Exercise description → Each record that follows should be reproduced in full, character for character.

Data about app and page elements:

********************

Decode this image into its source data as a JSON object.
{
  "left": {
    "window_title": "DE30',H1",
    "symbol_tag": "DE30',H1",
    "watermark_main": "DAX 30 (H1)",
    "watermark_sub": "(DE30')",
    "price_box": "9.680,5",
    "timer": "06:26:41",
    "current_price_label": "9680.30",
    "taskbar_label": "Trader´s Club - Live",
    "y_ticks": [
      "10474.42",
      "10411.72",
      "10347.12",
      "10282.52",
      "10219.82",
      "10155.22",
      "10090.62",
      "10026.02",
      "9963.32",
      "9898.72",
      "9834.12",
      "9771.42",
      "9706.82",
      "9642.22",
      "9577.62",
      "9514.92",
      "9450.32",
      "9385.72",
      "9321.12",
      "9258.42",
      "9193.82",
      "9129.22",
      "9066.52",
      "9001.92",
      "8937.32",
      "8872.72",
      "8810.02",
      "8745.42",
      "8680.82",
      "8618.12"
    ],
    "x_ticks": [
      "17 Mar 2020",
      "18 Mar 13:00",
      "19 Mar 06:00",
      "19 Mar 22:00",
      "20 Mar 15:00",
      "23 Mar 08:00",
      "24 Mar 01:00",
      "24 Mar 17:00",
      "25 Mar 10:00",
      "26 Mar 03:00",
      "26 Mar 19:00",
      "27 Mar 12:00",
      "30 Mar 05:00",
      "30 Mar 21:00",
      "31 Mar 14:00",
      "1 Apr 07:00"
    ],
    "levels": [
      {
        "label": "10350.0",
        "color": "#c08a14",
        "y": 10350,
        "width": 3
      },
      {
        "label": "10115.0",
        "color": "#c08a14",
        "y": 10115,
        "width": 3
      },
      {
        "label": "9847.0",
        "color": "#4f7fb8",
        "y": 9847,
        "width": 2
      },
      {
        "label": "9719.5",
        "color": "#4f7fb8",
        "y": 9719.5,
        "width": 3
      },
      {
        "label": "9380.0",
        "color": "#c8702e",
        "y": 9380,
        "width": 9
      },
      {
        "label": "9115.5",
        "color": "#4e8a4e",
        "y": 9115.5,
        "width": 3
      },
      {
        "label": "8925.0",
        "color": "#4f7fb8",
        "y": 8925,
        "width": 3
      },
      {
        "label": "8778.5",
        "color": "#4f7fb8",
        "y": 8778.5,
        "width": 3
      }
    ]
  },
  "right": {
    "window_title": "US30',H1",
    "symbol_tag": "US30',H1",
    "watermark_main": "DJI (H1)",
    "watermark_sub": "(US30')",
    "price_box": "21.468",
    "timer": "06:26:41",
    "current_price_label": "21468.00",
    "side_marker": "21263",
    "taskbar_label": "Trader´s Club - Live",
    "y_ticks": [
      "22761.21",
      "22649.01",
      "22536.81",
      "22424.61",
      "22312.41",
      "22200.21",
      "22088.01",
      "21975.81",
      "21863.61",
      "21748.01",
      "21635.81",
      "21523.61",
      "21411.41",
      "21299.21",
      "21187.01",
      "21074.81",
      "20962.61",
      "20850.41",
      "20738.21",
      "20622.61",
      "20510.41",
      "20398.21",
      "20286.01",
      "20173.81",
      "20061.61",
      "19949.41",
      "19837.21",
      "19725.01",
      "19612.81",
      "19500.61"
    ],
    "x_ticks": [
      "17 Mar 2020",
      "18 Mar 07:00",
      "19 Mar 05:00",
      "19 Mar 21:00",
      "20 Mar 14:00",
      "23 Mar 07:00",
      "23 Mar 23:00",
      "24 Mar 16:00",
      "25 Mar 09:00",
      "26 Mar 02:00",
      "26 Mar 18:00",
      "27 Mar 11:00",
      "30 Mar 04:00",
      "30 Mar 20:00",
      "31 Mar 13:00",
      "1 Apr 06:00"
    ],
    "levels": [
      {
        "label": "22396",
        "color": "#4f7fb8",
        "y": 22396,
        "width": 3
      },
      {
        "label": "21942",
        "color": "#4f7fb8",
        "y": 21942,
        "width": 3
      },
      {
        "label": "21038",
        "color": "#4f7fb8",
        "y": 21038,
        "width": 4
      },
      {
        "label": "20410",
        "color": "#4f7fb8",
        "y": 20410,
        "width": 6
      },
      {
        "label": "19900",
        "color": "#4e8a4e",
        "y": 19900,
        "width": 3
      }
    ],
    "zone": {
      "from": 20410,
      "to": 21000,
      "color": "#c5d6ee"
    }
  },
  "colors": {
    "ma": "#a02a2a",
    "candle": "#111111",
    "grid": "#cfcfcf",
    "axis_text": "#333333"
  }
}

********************

Result for this exercise →
Decode this image into its source data as a JSON object.
{
  "left": {
    "window_title": "DE30',H1",
    "symbol_tag": "DE30',H1",
    "watermark_main": "DAX 30 (H1)",
    "watermark_sub": "(DE30')",
    "price_box": "9.680,5",
    "timer": "06:26:41",
    "current_price_label": "9680.30",
    "taskbar_label": "Trader´s Club - Live",
    "y_ticks": [
      "10474.42",
      "10411.72",
      "10347.12",
      "10282.52",
      "10219.82",
      "10155.22",
      "10090.62",
      "10026.02",
      "9963.32",
      "9898.72",
      "9834.12",
      "9771.42",
      "9706.82",
      "9642.22",
      "9577.62",
      "9514.92",
      "9450.32",
      "9385.72",
      "9321.12",
      "9258.42",
      "9193.82",
      "9129.22",
      "9066.52",
      "9001.92",
      "8937.32",
      "8872.72",
      "8810.02",
      "8745.42",
      "8680.82",
      "8618.12"
    ],
    "x_ticks": [
      "17 Mar 2020",
      "18 Mar 13:00",
      "19 Mar 06:00",
      "19 Mar 22:00",
      "20 Mar 15:00",
      "23 Mar 08:00",
      "24 Mar 01:00",
      "24 Mar 17:00",
      "25 Mar 10:00",
      "26 Mar 03:00",
      "26 Mar 19:00",
      "27 Mar 12:00",
      "30 Mar 05:00",
      "30 Mar 21:00",
      "31 Mar 14:00",
      "1 Apr 07:00"
    ],
    "levels": [
      {
        "label": "10350.0",
        "color": "#c08a14",
        "y": 10350,
        "width": 3
      },
      {
        "label": "10115.0",
        "color": "#c08a14",
        "y": 10115,
        "width": 3
      },
      {
        "label": "9847.0",
        "color": "#4f7fb8",
        "y": 9847,
        "width": 2
      },
      {
        "label": "9719.5",
        "color": "#4f7fb8",
        "y": 9719.5,
        "width": 3
      },
      {
        "label": "9380.0",
        "color": "#c8702e",
        "y": 9380,
        "width": 9
      },
      {
        "label": "9115.5",
        "color": "#4e8a4e",
        "y": 9115.5,
        "width": 3
      },
      {
        "label": "8925.0",
        "color": "#4f7fb8",
        "y": 8925,
        "width": 3
      },
      {
        "label": "8778.5",
        "color": "#4f7fb8",
        "y": 8778.5,
        "width": 3
      }
    ]
  },
  "right": {
    "window_title": "US30',H1",
    "symbol_tag": "US30',H1",
    "watermark_main": "DJI (H1)",
    "watermark_sub": "(US30')",
    "price_box": "21.468",
    "timer": "06:26:41",
    "current_price_label": "21468.00",
    "side_marker": "21263",
    "taskbar_label": "Trader´s Club - Live",
    "y_ticks": [
      "22761.21",
      "22649.01",
      "22536.81",
      "22424.61",
      "22312.41",
      "22200.21",
      "22088.01",
      "21975.81",
      "21863.61",
      "21748.01",
      "21635.81",
      "21523.61",
      "21411.41",
      "21299.21",
      "21187.01",
      "21074.81",
      "20962.61",
      "20850.41",
      "20738.21",
      "20622.61",
      "20510.41",
      "20398.21",
      "20286.01",
      "20173.81",
      "20061.61",
      "19949.41",
      "19837.21",
      "19725.01",
      "19612.81",
      "19500.61"
    ],
    "x_ticks": [
      "17 Mar 2020",
      "18 Mar 07:00",
      "19 Mar 05:00",
      "19 Mar 21:00",
      "20 Mar 14:00",
      "23 Mar 07:00",
      "23 Mar 23:00",
      "24 Mar 16:00",
      "25 Mar 09:00",
      "26 Mar 02:00",
      "26 Mar 18:00",
      "27 Mar 11:00",
      "30 Mar 04:00",
      "30 Mar 20:00",
      "31 Mar 13:00",
      "1 Apr 06:00"
    ],
    "levels": [
      {
        "label": "22396",
        "color": "#4f7fb8",
        "y": 22396,
        "width": 3
      },
      {
        "label": "21942",
        "color": "#4f7fb8",
        "y": 21942,
        "width": 3
      },
      {
        "label": "21038",
        "color": "#4f7fb8",
        "y": 21038,
        "width": 4
      },
      {
        "label": "20410",
        "color": "#4f7fb8",
        "y": 20410,
        "width": 6
      },
      {
        "label": "19900",
        "color": "#4e8a4e",
        "y": 19900,
        "width": 3
      }
    ],
    "zone": {
      "from": 20410,
      "to": 21000,
      "color": "#c5d6ee"
    }
  },
  "colors": {
    "ma": "#a02a2a",
    "candle": "#111111",
    "grid": "#cfcfcf",
    "axis_text": "#333333"
  }
}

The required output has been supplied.